Nancy's Nutrition Corner

"Let food be thy medicine and medicine be thy food," Hippocrates.

Ginger, A Remedy from the Kitchen Cupboard

To me, there is something so satisfying about going into the kitchen and concocting a simple remedy for myself from food. It just seems so right to reach for a plant and make a tea to soothe an upset tummy. One of my first experiences with using food as medicine was with ginger. I was listening to the radio and heard a well known herbalist talking about making a ginger and garlic tea for sore-throats. I tried it and had such great results that I use this remedy to this day. Since then, I have come to realize that ginger has many more uses, and is a great thing to have hanging around in the kitchen for both culinary and medicinal purposes.

Gastrointestinal Discomfort
Ginger has a long history of use for indigestion, nausea, and flatulence. It has a soothing effect on the gut—relaxing the smooth muscles of the intestinal tract, relieving nausea and gas. Ginger's effects are so strong that it has actually been shown to act better than Dramamine in relieving motion sickness. Small doses of ginger have also been proven to be safe and effective in relieving morning sickness in pregnancy.

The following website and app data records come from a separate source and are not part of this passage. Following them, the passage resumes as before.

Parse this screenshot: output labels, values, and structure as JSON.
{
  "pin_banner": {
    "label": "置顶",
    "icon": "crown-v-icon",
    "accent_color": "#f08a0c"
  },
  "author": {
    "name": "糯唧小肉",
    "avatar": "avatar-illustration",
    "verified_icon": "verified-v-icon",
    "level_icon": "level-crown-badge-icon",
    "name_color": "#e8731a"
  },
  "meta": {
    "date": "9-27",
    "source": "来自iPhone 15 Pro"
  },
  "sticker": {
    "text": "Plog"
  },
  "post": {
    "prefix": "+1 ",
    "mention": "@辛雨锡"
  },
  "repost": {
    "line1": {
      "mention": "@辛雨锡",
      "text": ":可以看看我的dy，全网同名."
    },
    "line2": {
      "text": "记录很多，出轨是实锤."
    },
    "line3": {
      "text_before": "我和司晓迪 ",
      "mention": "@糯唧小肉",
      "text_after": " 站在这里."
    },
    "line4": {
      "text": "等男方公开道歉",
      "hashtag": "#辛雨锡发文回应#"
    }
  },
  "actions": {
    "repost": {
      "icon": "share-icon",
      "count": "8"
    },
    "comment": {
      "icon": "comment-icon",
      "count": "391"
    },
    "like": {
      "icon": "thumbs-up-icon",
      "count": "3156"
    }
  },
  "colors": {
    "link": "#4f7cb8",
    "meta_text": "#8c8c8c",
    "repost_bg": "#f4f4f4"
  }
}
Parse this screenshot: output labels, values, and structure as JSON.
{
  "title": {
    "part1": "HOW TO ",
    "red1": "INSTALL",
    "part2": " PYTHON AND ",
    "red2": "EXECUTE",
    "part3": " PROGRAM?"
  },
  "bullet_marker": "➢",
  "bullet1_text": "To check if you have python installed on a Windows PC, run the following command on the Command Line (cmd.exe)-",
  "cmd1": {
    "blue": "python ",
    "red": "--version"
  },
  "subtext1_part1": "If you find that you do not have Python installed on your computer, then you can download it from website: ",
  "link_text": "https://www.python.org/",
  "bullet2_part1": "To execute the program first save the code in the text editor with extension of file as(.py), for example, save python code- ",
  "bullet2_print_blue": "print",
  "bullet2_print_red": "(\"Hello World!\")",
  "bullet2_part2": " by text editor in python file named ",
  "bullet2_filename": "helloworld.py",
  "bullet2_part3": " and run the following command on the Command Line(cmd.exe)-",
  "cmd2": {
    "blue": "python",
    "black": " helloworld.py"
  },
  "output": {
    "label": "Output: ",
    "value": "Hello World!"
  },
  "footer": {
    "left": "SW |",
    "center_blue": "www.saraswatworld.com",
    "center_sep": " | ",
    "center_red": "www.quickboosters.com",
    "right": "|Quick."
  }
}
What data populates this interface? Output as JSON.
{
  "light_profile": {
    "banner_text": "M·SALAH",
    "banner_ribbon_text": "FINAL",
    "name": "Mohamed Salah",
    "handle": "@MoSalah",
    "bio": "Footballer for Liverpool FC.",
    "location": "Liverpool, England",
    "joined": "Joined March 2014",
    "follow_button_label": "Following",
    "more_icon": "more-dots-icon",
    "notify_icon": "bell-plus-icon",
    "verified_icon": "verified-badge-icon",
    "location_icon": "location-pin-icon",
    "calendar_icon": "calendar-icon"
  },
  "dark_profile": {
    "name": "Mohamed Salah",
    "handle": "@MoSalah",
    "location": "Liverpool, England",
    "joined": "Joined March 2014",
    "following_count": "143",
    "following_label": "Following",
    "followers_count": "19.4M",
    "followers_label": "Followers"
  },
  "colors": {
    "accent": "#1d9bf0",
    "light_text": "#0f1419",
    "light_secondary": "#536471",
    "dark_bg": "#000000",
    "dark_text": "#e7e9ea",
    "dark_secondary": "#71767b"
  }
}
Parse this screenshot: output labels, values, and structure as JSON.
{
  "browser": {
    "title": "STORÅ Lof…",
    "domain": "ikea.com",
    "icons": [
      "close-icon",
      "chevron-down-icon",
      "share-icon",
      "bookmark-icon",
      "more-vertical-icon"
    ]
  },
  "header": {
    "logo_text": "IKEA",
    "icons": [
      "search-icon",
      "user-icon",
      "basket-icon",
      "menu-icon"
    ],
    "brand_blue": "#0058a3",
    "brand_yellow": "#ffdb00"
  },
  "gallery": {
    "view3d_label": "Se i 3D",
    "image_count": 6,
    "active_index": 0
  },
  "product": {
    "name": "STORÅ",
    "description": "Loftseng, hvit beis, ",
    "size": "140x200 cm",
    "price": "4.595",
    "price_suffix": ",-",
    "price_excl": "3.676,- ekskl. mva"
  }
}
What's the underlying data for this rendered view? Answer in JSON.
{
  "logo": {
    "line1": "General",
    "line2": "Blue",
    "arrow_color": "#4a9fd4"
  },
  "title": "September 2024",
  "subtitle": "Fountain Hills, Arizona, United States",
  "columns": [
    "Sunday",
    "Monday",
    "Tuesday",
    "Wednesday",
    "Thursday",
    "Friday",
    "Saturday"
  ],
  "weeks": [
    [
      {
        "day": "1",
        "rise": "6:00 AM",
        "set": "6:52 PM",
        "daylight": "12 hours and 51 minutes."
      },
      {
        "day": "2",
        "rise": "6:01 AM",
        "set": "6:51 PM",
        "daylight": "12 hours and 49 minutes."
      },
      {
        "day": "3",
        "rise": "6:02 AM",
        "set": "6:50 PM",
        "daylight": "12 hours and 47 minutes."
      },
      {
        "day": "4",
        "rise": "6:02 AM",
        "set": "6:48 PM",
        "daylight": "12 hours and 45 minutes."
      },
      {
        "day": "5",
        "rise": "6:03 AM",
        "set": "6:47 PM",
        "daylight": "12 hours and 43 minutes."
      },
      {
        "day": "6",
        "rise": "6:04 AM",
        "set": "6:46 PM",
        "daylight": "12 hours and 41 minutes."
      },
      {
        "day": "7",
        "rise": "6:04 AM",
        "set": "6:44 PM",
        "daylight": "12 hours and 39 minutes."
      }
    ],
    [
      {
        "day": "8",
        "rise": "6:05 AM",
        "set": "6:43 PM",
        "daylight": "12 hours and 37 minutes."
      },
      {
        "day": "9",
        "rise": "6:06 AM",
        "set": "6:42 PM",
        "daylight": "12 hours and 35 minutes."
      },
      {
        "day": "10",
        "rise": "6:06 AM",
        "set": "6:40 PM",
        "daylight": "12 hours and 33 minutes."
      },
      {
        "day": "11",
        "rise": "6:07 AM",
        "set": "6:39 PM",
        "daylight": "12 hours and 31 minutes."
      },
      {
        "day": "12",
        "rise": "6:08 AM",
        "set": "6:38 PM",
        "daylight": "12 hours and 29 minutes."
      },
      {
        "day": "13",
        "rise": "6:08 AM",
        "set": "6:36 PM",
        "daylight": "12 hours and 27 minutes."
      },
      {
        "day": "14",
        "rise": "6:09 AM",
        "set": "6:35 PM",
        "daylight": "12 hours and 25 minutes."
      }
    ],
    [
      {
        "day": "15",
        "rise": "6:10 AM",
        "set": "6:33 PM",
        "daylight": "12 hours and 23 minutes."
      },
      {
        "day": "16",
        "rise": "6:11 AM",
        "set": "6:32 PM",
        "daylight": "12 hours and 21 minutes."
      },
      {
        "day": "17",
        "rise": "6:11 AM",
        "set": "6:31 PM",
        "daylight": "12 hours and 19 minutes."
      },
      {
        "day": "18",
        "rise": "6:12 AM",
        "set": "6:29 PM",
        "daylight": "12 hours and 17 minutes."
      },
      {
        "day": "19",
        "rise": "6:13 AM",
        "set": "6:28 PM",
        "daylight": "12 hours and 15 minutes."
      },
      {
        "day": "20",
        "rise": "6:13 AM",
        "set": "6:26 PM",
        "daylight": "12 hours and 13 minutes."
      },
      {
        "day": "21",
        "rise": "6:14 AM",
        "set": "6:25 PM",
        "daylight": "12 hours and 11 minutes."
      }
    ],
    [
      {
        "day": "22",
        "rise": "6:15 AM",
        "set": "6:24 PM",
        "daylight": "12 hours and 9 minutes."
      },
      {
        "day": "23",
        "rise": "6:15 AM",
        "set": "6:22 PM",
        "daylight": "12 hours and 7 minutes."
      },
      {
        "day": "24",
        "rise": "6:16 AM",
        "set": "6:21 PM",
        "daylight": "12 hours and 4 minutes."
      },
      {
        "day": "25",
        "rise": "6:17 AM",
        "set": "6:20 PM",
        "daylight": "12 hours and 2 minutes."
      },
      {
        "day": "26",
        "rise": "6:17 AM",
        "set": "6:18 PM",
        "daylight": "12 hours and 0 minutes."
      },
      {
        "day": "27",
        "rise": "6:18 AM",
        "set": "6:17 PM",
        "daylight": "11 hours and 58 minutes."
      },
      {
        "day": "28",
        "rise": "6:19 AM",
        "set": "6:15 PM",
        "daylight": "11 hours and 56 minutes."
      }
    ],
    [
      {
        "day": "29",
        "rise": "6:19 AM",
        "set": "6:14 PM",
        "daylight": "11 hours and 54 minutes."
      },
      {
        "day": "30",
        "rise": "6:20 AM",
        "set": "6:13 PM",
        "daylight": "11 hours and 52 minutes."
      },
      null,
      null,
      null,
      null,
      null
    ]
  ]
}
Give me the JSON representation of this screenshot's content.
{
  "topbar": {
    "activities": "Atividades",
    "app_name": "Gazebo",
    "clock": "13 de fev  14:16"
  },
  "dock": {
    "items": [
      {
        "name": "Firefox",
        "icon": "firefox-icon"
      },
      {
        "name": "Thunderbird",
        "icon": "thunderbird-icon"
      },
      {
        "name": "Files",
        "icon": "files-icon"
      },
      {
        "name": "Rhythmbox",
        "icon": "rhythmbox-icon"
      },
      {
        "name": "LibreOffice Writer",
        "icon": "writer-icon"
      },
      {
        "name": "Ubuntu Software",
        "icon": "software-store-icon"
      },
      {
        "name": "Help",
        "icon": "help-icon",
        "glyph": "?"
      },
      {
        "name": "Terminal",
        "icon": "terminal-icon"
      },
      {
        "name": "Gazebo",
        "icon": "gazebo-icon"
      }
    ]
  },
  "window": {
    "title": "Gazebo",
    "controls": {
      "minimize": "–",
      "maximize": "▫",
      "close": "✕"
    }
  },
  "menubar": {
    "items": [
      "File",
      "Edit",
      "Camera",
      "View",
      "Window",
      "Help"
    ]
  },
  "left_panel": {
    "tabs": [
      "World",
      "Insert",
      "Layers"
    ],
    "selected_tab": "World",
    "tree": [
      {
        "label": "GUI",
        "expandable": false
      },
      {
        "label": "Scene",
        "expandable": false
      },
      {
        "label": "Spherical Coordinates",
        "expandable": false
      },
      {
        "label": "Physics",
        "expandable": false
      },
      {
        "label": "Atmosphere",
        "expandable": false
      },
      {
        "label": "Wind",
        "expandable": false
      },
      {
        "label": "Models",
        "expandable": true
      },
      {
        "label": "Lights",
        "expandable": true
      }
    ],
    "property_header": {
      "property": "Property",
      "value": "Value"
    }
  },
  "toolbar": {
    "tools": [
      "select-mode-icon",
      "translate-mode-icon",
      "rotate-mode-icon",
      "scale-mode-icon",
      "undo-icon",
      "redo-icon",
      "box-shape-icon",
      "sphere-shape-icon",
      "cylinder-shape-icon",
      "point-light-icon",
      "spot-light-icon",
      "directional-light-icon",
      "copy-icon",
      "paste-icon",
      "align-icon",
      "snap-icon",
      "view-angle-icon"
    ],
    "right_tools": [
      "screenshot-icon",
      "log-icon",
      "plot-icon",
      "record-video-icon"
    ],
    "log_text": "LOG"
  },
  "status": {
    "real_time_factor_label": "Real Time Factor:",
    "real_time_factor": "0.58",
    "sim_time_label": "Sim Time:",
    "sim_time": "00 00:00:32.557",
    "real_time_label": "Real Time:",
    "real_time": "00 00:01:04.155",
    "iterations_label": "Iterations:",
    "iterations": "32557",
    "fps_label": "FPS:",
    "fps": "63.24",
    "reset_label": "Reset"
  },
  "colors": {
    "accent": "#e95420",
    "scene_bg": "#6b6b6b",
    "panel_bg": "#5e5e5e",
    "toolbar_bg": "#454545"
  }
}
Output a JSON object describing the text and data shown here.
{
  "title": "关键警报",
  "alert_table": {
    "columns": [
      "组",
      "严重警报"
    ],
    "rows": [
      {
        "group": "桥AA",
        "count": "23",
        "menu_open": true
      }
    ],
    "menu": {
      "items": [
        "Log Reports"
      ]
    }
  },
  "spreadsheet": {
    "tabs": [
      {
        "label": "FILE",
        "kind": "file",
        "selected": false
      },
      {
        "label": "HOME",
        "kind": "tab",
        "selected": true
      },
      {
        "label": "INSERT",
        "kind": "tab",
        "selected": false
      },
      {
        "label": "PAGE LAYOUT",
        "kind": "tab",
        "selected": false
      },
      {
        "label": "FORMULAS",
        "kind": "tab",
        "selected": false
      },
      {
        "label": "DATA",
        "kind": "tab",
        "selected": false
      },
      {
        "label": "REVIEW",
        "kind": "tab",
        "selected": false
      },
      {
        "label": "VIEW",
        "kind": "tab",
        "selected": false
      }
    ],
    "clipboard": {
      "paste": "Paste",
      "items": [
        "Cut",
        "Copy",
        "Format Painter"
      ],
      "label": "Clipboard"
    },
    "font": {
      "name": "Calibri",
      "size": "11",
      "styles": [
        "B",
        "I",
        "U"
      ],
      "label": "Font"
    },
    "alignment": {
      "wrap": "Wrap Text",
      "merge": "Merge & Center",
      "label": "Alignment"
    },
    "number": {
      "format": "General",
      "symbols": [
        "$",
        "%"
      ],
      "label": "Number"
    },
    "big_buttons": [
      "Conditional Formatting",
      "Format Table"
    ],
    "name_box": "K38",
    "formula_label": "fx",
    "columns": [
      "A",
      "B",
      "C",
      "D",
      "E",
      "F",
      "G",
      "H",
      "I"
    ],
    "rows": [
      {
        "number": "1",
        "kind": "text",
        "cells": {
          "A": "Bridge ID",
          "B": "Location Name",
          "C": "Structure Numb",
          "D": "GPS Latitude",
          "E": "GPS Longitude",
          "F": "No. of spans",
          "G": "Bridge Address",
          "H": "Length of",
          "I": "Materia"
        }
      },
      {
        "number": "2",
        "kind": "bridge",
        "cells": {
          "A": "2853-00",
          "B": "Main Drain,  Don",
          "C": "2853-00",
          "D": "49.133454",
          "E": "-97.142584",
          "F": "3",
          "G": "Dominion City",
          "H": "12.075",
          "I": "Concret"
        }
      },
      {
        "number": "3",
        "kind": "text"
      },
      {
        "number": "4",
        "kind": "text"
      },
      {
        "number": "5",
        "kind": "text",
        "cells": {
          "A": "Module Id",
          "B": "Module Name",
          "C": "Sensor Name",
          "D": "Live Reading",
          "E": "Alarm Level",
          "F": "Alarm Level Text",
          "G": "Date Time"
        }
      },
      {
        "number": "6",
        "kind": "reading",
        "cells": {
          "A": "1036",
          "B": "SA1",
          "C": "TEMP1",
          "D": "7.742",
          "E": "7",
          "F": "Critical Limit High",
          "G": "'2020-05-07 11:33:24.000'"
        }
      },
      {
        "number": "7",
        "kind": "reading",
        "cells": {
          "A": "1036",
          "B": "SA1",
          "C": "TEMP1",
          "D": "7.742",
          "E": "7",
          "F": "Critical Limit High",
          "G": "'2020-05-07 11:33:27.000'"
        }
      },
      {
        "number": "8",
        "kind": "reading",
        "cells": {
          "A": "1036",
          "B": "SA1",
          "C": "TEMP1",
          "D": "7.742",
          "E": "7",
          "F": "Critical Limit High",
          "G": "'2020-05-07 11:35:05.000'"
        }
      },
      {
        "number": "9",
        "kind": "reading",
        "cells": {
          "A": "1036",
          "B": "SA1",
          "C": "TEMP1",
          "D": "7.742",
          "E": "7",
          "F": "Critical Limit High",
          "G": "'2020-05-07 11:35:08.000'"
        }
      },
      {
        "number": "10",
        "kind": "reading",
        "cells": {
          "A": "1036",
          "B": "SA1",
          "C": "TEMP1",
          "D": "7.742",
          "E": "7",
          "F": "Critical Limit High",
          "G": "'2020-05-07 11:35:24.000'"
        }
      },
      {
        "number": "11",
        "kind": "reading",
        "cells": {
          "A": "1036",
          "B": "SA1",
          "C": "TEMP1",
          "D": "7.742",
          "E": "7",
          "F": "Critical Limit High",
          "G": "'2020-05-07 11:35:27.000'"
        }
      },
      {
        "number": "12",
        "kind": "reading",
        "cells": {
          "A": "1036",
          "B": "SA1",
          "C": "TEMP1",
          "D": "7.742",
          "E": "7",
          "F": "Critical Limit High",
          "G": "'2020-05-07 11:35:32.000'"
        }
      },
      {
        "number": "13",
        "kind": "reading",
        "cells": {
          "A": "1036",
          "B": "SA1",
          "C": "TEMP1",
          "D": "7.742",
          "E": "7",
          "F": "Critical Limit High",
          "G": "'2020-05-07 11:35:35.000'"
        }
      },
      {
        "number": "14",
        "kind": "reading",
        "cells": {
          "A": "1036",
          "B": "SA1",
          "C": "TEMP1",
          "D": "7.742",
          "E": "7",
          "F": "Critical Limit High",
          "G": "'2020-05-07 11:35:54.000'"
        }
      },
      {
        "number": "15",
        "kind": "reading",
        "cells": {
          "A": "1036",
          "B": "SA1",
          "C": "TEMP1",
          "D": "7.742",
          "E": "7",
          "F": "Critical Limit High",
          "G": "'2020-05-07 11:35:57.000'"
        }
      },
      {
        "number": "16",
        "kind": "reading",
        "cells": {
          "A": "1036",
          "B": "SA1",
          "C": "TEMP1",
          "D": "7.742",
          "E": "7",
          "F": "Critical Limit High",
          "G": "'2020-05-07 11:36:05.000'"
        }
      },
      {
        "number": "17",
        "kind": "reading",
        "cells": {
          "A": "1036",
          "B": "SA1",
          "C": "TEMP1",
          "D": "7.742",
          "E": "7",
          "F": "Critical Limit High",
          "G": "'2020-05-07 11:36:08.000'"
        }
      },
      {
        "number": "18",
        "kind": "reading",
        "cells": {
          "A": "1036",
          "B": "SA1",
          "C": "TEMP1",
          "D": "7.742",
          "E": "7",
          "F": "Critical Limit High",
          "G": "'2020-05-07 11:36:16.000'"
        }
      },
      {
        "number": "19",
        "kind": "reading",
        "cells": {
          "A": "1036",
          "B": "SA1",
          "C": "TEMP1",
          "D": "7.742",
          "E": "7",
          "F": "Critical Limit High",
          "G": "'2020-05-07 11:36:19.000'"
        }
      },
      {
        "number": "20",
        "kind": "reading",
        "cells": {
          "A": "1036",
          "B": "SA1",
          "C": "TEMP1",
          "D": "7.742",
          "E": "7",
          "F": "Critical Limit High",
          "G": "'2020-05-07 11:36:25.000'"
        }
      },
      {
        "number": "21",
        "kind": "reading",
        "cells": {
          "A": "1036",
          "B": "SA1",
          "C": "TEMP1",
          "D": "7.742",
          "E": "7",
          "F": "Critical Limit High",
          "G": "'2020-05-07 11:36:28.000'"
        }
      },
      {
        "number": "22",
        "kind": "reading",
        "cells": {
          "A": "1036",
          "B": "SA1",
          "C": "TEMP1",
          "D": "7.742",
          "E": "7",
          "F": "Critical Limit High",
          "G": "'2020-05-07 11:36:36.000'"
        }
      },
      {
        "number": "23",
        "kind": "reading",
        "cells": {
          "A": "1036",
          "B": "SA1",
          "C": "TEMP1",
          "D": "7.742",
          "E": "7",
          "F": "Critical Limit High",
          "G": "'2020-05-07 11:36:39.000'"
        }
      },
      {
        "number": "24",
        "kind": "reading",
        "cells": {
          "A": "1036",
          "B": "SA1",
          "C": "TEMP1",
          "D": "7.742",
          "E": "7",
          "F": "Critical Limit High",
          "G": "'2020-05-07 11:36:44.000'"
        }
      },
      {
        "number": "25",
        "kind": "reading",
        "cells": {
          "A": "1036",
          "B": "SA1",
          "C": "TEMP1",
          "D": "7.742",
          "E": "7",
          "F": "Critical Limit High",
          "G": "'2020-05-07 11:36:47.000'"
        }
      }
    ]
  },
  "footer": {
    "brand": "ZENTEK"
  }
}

In clinical studies, ginger has been shown to decrease pain and swelling in people with both osteoarthritis and rheumatoid arthritis. These affects are believed to be from the anti-inflammatory compounds in ginger called "gingerols". Gingerols inhibit the body's production of inflammatory molecules.

In Traditional Chinese Medicine, ginger has a long history of use for sore-throats. Consumed as a tea, it has direct anti-viral and analgesic effects.

Suggestions for use:
It's a good idea to keep a handy piece of fresh ginger root around the kitchen. Using it as a remedy is very simple:

For Nausea — steep a 1/2 inch slice (chopped into small pieces) of fresh ginger in a cup of hot water for 10 minutes.

Sore-throat — steep a 1/2 inch slice (chopped) of fresh ginger in a cup of hot water for 10 minutes. Add lemon, a small amount of honey and/or cinnamon to taste.

Sea sickness — chew on a piece of crystallized ginger. (It has become common practice for sailors to keep a bag of candied ginger on their boats).

Arthritis — consume ginger regularly with meals, use at least a 1/2 inch slice when cooking, in sauces, in salad dressings, etc—be creative!

Nancy Silva, ND is a licensed naturopath with a penchant for good food. Her monthly column discusses the nutritional aspects of some of the foods available through LocalHarvest. You can contact Nancy from her listing on our website.

Back to the June 2008 Newsletter